Published March 01, 2004
WASHINGTON – Tune in to a NASCAR (search) race on Fox Sports Net sometime soon, and you'll see a political ad praising President Bush. Same for the Golf Channel or Dennis Miller's new talk show on CNBC.
The first advertising of Bush's re-election campaign begins Thursday, and the multimillion-dollar buy, the cable stations chosen for the spots and the type of ad provide a window on his spring strategy: appeal to the conservative base.
The campaign also looks to make inroads with Hispanics, the nation's fastest growing minority group.
Bush's approval ratings have dropped steeply after months of criticism by Democrats out to take his job. Campaign officials are directing his ads on national cable channels to energize core supporters and, perhaps, boost his national poll numbers.
At least $4.5 million worth of airtime has been bought on CNN, MSNBC, CNBC and other networks for ads over three weeks. Political analysts say it's the first significant advertising buy on national cable stations by a presidential campaign.
About half the buy so far is for airtime on Fox News Channel, which Bush opponents contend reports most favorably on the GOP among the 24-hour news networks, and Fox Sports Net, mostly during NASCAR programs. The sport is watched heavily by white males, many with Southern or rural roots.
The campaign also has indicated to networks that it will place ads on ESPN, watched mainly by 18- to -34-year-old men, and the Golf Channel, where the average viewers are affluent, 45-year-old males. It also has checked rates on others, including Home and Garden, favored by older, wealthier women, and the History Channel, also popular among men.
Political analysts say advertising through cable TV allows the campaign to target its advertising to specific constituencies and be on the air everywhere, including in states that may not be in play in the election.
"It's a fairly efficient way to engage voters without having to cherry-pick states," said Evan Tracey, president of TNS Media Intelligence/Campaign Media Analysis Group, which tracks ad spending.
Bush-Cheney advisers say polling shows that Republicans watch less broadcast TV than Democrats, which suggests that the best way to reach the GOP base is to target cable networks with high Republican viewership.

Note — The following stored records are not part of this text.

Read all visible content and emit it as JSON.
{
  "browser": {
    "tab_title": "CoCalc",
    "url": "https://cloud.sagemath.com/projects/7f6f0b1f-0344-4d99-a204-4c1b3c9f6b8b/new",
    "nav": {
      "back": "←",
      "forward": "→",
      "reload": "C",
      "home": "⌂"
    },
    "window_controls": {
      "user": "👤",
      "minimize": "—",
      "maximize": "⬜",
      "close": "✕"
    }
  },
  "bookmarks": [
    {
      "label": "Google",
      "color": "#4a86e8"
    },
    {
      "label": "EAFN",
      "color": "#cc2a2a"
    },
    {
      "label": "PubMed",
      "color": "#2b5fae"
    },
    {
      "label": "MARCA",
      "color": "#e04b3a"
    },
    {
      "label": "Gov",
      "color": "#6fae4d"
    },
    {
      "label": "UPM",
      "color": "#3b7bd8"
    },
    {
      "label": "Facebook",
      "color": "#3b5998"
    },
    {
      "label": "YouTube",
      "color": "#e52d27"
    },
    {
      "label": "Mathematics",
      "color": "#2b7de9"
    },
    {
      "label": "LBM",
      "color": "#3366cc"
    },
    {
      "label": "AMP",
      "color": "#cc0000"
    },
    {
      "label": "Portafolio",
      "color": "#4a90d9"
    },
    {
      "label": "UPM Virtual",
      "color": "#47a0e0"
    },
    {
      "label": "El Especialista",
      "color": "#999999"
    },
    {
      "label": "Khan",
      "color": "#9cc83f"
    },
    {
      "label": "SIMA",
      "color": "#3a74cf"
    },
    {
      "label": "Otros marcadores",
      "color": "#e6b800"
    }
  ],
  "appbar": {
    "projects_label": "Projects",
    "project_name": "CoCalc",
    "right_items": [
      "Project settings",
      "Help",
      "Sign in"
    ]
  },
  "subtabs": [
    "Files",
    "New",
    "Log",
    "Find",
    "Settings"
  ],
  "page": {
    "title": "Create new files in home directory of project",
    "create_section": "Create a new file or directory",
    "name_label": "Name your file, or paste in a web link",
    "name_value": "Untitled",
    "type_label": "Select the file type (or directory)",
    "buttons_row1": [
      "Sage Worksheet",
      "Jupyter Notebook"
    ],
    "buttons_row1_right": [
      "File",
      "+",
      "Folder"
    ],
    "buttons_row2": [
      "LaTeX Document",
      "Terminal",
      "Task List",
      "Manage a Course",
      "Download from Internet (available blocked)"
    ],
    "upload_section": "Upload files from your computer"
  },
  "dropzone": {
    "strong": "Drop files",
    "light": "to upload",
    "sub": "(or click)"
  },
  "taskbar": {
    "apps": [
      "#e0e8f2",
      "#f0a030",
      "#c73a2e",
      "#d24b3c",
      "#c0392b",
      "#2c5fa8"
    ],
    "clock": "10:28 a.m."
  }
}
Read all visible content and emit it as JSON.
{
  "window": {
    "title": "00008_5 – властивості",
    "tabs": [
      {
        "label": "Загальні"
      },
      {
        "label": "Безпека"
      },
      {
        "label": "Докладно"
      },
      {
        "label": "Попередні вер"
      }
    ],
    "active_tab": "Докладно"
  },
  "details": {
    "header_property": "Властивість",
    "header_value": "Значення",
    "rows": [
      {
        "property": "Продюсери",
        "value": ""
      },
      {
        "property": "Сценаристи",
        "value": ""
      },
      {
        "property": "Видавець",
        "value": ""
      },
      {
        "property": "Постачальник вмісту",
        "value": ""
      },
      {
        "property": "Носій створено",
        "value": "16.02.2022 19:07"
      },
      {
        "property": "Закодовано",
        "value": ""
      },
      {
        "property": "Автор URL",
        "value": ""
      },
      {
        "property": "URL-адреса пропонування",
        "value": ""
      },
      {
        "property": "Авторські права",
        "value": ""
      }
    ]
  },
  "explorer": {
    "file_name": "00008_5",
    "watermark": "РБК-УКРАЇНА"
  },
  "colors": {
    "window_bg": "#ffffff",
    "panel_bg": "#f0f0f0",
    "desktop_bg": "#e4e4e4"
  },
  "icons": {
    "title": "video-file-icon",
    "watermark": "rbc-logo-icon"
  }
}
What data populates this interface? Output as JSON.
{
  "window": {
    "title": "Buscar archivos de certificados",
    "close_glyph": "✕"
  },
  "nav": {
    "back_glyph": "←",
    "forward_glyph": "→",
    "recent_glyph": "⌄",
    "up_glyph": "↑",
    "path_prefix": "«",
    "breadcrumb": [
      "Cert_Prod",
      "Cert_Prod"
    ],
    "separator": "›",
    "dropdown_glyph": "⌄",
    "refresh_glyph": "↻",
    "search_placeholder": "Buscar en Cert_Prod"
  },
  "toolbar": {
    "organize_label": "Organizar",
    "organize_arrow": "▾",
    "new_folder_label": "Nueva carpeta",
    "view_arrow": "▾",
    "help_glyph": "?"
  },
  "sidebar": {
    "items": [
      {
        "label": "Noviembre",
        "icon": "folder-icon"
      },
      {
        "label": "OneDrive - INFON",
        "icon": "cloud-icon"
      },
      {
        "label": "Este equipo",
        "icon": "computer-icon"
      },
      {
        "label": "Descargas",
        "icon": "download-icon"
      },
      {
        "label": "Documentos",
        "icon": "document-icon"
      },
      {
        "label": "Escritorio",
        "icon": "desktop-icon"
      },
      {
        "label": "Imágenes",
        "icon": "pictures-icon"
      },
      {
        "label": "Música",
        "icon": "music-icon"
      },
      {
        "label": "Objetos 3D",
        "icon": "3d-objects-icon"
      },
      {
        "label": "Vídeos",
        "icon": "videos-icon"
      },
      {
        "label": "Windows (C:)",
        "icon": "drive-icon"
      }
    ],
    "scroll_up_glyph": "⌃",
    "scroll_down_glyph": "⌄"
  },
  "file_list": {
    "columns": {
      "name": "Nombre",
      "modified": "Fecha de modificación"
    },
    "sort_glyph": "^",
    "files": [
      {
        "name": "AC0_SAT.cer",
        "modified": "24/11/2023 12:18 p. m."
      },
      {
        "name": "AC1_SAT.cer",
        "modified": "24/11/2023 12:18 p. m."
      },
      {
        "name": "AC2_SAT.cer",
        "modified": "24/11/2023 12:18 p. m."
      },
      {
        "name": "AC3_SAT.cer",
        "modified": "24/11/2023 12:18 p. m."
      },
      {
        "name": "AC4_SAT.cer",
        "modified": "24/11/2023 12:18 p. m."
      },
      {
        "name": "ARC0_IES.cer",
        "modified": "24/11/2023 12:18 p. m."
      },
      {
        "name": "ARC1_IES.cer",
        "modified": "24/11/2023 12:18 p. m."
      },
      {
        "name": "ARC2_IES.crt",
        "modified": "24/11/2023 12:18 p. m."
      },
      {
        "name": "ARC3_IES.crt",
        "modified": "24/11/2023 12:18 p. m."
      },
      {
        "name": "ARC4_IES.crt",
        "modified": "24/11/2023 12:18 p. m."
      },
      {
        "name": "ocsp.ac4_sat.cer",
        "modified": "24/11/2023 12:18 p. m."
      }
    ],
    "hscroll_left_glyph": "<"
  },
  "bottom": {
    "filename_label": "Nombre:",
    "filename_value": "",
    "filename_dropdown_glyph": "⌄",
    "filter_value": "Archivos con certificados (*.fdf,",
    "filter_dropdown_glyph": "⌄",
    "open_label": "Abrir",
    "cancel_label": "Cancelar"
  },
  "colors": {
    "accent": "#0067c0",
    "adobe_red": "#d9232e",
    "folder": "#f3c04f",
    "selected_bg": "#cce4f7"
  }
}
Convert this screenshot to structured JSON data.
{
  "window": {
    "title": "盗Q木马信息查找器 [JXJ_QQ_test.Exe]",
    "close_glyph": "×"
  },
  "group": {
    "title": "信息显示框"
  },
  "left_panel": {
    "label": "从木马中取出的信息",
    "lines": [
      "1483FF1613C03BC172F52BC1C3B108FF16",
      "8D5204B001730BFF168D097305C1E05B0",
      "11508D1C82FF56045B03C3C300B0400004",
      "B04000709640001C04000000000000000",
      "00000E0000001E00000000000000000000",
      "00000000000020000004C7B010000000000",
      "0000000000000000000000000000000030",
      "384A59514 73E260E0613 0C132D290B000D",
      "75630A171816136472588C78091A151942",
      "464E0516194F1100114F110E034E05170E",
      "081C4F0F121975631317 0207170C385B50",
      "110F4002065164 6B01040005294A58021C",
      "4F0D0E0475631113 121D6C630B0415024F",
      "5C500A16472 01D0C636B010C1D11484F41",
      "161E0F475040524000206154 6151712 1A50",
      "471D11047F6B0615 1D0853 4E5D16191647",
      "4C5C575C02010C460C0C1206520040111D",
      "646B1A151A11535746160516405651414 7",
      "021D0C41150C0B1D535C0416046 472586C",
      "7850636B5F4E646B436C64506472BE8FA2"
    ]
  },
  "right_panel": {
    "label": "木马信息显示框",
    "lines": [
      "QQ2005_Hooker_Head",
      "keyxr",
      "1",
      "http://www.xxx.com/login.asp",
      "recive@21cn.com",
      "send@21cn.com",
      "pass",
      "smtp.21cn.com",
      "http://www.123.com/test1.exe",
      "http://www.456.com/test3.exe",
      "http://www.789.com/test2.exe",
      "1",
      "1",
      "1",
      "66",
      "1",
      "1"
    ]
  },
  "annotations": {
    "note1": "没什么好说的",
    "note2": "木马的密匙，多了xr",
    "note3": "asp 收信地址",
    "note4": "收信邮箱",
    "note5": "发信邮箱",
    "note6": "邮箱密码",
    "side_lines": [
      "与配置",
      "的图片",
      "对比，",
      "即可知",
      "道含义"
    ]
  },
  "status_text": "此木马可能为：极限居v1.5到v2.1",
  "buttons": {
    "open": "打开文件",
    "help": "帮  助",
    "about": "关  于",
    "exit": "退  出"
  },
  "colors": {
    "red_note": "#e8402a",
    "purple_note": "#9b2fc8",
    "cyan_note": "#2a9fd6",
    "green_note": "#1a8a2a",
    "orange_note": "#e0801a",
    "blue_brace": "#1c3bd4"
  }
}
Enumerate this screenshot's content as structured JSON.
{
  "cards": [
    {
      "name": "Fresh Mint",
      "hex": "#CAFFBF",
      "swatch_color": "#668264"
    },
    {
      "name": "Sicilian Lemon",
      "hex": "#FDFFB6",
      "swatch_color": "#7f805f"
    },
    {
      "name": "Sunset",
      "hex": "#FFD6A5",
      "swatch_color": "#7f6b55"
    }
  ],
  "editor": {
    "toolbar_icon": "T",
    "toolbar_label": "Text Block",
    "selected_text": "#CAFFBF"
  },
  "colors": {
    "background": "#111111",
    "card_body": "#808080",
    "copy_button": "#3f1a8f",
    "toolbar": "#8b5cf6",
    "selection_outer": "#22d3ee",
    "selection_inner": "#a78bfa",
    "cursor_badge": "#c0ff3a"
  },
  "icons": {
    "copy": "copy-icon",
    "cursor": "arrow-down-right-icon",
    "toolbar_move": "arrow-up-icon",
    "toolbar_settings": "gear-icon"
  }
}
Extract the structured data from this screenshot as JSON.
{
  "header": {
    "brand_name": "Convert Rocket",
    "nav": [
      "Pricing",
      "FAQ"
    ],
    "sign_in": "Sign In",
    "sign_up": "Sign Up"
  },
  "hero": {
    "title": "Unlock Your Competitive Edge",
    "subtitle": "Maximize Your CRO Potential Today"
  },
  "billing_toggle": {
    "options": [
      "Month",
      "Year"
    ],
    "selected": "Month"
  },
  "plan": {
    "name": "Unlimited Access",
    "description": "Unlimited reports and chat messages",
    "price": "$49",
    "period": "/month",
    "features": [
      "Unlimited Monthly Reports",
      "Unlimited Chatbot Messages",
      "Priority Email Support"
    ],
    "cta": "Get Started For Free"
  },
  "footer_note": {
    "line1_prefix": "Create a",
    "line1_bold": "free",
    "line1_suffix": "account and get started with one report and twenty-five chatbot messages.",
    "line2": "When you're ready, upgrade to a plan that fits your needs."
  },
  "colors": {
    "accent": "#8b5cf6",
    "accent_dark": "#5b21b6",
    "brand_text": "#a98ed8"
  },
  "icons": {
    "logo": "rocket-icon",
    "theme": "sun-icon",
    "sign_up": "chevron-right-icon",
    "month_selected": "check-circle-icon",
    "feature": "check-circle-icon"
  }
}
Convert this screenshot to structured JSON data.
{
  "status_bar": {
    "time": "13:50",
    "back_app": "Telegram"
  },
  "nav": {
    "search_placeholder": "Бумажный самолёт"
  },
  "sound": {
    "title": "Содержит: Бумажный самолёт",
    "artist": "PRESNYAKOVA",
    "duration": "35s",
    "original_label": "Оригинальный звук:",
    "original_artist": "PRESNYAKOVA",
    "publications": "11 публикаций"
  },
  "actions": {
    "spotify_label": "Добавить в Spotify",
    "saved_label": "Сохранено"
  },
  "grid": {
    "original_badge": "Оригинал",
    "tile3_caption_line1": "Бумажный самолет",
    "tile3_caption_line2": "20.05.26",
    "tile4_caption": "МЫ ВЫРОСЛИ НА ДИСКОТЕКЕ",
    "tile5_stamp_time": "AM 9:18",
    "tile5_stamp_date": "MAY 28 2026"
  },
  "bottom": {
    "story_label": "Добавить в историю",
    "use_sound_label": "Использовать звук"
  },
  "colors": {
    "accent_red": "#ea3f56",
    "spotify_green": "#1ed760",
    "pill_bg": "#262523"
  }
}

The ads' principal message will be about Bush's "steady leadership in changing and dangerous times." The Bush-Cheney campaign started buying airtime Friday with local broadcast affiliates in at least 50 media markets in 17 states that were competitive in 2000.
The campaign also has made courting Hispanics a major part of its ad strategy. Ads will start next week on Spanish-language networks Univision and Telemundo in markets in New Mexico, Florida, Nevada and Arizona, advisers say.
"President Bush feels that it's very important to reach out to citizens throughout this country who may not have English as their native tongue," said Scott Stanzel, a campaign spokesman. "Our media and advertising campaign will reflect that effort."
Hispanics traditionally have favored the Democratic Party in presidential elections, but support has dropped in recent years. In 1996, 72 percent of Hispanics voted to re-elect President Clinton, versus just 21 percent for Republican Bob Dole. Four years later, Democrat Al Gore won 62 percent of the Hispanic vote compared to 35 percent for Bush.
States with large Hispanic populations, such as Arizona, Nevada, New Mexico and Florida, were competitive in 2000, with contests being decided by 6 percentage points or fewer. They are considered in play again in 2004.
"If the Republicans take 5 (percent) to 10 percent of the Hispanic vote, they're going to kill the Democrats in those key states," said Joe Velasquez, a Democratic consultant with Moving America Forward, a group trying to mobilize Hispanic voters.
The number of Hispanics in America has more than doubled in the past decade to 35 million, and about 9 million are expected to be registered to vote by November.
As the group has grown, presidential candidates have stepped up efforts to court it using advertising.
In 1996, Clinton and the Democratic Party spent about $1.1 million on such TV ads. Four years later, Bush and the Republican Party poured in an estimated $2.3 million, outspending Gore and the Democratic Party more than 2-to-1, according to the Wisconsin Advertising Project, which tracks ad spending.